After a decade of ruling the U.S. Sanshou world and competing internationally, he came to MMA. With the exception of an aging Frank Shamrock, Le never faced truly top-tier competition, but he did prove that his style is effective in the cage.
San Shou: The Complete Fighting System details the building blocks of Le's style. It's the usual beautiful Victory Belt publication with hundreds of full color photos detailing each move step-by-step and clear explanations from Le for how to execute each move.
There are sections on Stance, Side Kick Techniques, Striking to the Takedown, Finishing the Takedown, Defensive Tactics, Catching Kicks, Takedown Defense, Clinch Techniques and Drills. This last section may be of the most utility to fighters looking to incorporate Le-style throws and side kicks into their game.
The book is a remarkable introduction to a style of fighting that is almost completely unique in MMA history. Le's style eschews the Muay Thai or boxing foundation that is the most common MMA striking style. Instead he replaces the round kick to the thigh and the jab with the side kick as his foundational strike. This creates a world of new possibilities for the thinking MMA fighter as the changes in stance and fighting range completely change the fight.
But it's Le's wrestling that allows his TKD derived striking to work in MMA. The book details how Le combines the two and uses his kicks to set up the dramatic throws and slams that have so electrified MMA fans. While he includes plenty of the single and double leg take downs, trips and arm drags that are the most commonly seen MMA take downs in his repertoire, he adds a dramatic flair by finishing his single legs with flashy moves like "hiking the football" and the "helicopter throw" and a whole range of high impact throws and hip tosses more familiar to judo than MMA.
Clearly Le's game includes very little ground grappling and no submissions, but his wrestling made it so hard for his opponents to take him down that that never proved relevant in his MMA career.
All in all, this is an excellent book for the student of MMA, especially those bringing extensive TKD experience to the game.
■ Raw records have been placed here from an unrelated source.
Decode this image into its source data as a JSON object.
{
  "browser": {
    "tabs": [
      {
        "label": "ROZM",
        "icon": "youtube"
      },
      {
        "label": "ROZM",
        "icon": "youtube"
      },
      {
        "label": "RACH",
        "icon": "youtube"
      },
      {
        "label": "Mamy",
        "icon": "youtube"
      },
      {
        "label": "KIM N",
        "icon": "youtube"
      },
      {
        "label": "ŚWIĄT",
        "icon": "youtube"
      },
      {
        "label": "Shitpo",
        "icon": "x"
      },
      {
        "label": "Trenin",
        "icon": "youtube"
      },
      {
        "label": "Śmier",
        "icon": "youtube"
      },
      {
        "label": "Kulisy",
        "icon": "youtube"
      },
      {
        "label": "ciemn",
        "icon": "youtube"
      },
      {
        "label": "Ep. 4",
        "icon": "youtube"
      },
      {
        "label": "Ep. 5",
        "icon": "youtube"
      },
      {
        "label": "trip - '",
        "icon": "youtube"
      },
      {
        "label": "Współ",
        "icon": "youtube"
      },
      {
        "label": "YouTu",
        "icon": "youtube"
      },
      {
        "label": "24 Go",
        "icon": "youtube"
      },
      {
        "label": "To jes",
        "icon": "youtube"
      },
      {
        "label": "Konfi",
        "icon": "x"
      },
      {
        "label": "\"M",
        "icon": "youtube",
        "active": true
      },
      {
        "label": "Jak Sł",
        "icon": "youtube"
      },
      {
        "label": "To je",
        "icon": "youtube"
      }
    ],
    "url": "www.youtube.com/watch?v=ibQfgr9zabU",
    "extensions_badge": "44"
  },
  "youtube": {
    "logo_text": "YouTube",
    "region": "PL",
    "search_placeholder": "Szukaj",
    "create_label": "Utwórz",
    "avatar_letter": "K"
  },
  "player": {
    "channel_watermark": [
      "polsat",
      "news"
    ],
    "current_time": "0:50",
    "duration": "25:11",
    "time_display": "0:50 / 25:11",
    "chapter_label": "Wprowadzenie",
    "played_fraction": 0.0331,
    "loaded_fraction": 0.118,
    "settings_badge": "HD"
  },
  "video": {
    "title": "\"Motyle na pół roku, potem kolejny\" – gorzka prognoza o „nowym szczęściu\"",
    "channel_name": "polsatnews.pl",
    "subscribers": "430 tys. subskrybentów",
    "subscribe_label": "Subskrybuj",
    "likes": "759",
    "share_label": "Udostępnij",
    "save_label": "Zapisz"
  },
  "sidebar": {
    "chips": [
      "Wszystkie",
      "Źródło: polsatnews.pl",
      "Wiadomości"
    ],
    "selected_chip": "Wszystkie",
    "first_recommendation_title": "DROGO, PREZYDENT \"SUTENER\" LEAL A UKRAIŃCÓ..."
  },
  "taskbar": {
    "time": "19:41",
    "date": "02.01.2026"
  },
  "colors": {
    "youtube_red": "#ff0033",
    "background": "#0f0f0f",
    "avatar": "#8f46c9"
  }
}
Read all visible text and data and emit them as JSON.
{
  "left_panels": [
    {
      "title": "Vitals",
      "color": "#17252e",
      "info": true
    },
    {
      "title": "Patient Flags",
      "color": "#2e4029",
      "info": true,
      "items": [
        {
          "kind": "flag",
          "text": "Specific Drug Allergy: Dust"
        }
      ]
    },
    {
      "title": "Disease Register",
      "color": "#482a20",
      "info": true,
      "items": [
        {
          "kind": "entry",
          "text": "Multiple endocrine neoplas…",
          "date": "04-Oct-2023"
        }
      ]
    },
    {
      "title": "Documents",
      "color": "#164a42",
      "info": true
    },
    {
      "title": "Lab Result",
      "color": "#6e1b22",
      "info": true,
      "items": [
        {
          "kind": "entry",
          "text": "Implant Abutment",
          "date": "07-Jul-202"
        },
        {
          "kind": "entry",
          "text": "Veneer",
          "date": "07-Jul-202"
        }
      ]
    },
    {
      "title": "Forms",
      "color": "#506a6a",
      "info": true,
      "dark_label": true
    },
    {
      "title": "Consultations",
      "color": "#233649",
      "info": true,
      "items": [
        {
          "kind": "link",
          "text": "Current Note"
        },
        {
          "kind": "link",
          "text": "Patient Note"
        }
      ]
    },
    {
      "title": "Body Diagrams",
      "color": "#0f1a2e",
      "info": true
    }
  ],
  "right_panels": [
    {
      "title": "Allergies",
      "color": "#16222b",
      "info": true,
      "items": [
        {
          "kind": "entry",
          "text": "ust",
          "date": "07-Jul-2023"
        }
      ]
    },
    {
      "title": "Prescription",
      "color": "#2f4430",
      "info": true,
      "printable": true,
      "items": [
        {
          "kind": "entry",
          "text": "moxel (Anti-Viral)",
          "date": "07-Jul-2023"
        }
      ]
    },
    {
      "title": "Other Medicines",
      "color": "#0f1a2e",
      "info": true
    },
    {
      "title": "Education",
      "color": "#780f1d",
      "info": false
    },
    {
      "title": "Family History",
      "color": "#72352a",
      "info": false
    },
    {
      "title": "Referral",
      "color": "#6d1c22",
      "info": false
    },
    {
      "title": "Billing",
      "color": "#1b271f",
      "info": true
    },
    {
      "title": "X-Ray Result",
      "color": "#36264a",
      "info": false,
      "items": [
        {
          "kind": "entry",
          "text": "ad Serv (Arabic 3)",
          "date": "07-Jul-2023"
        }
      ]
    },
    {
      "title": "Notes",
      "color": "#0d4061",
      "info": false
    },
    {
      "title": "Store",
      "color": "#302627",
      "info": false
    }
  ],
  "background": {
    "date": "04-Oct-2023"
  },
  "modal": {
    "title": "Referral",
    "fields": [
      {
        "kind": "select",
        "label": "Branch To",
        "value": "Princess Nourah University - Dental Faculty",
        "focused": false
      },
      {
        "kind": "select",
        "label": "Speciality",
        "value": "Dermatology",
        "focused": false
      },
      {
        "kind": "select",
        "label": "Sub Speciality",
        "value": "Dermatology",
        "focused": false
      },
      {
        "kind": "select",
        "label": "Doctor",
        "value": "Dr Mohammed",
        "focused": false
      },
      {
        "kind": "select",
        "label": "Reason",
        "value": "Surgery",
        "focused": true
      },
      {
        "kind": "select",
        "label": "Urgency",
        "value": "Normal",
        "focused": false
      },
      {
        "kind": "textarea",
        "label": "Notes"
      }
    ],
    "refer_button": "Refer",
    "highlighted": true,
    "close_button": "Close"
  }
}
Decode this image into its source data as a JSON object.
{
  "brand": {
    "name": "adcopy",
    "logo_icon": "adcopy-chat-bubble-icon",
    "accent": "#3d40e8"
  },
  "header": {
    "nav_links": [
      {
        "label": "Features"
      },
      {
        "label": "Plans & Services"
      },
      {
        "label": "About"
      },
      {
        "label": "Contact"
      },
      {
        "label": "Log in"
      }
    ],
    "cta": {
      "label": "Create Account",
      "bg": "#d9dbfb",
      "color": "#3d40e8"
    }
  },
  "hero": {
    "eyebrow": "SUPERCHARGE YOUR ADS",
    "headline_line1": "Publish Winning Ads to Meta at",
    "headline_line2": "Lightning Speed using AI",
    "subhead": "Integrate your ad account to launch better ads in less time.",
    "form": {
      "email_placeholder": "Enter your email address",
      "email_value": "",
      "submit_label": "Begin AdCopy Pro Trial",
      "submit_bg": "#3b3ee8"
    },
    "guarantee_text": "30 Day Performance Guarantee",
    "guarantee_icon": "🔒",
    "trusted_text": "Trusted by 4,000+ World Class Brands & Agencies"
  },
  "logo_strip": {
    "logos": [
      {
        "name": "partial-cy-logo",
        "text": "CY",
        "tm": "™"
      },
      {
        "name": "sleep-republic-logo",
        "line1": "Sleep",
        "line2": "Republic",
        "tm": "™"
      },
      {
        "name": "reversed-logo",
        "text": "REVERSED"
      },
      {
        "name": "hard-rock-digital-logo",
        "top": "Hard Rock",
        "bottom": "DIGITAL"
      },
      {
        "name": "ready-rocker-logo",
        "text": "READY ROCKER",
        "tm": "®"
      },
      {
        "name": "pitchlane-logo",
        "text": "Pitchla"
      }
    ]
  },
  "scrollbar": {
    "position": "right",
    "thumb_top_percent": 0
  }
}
I also recommend it for anyone who wants to understand Le's flashy style and just how technically sound it is at its base. It's looking like we'll never know how Le would have fared against the top MMA middleweights of his era, but we do know that he has blazed a path of innovation in MMA that many fighters will follow in the future.
Thanks to Victory Belt for the review copy.